#### Assigned task
Keep images out and repeat all data exactly.

[Items listed in a dataset]
***
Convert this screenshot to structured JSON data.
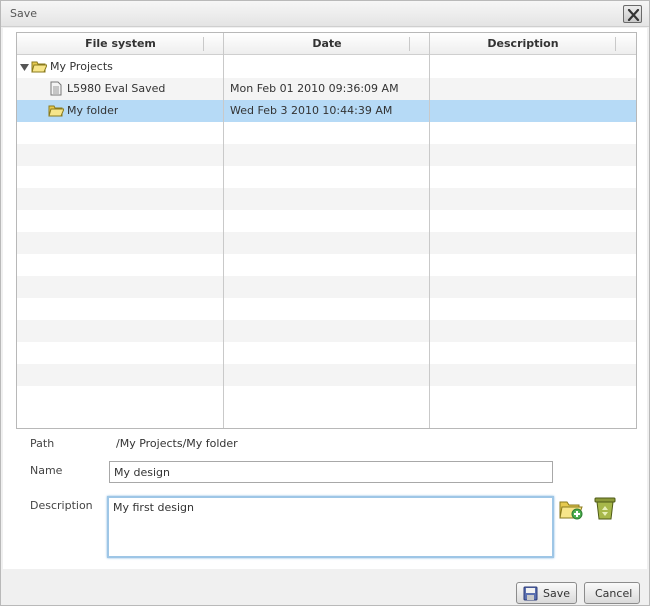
{
  "window": {
    "title": "Save"
  },
  "grid": {
    "columns": [
      "File system",
      "Date",
      "Description"
    ],
    "rows": [
      {
        "name": "My Projects",
        "date": "",
        "description": "",
        "type": "folder-open",
        "expanded": true,
        "selected": false
      },
      {
        "name": "L5980 Eval Saved",
        "date": "Mon Feb 01 2010 09:36:09 AM",
        "description": "",
        "type": "document",
        "selected": false
      },
      {
        "name": "My folder",
        "date": "Wed Feb 3 2010 10:44:39 AM",
        "description": "",
        "type": "folder",
        "selected": true
      }
    ]
  },
  "form": {
    "path_label": "Path",
    "path_value": "/My Projects/My folder",
    "name_label": "Name",
    "name_value": "My design",
    "description_label": "Description",
    "description_value": "My first design"
  },
  "icons": {
    "close": "close-icon",
    "tree_toggle": "triangle-down-icon",
    "new_folder": "new-folder-icon",
    "delete": "recycle-bin-icon",
    "save_button": "floppy-disk-icon"
  },
  "buttons": {
    "save": "Save",
    "cancel": "Cancel"
  },
  "colors": {
    "selected_row": "#b6daf6",
    "focus_border": "#9ec6e6"
  }
}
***
#### Reply to the exercise
Convert this screenshot to structured JSON data.
{
  "window": {
    "title": "Save"
  },
  "grid": {
    "columns": [
      "File system",
      "Date",
      "Description"
    ],
    "rows": [
      {
        "name": "My Projects",
        "date": "",
        "description": "",
        "type": "folder-open",
        "expanded": true,
        "selected": false
      },
      {
        "name": "L5980 Eval Saved",
        "date": "Mon Feb 01 2010 09:36:09 AM",
        "description": "",
        "type": "document",
        "selected": false
      },
      {
        "name": "My folder",
        "date": "Wed Feb 3 2010 10:44:39 AM",
        "description": "",
        "type": "folder",
        "selected": true
      }
    ]
  },
  "form": {
    "path_label": "Path",
    "path_value": "/My Projects/My folder",
    "name_label": "Name",
    "name_value": "My design",
    "description_label": "Description",
    "description_value": "My first design"
  },
  "icons": {
    "close": "close-icon",
    "tree_toggle": "triangle-down-icon",
    "new_folder": "new-folder-icon",
    "delete": "recycle-bin-icon",
    "save_button": "floppy-disk-icon"
  },
  "buttons": {
    "save": "Save",
    "cancel": "Cancel"
  },
  "colors": {
    "selected_row": "#b6daf6",
    "focus_border": "#9ec6e6"
  }
}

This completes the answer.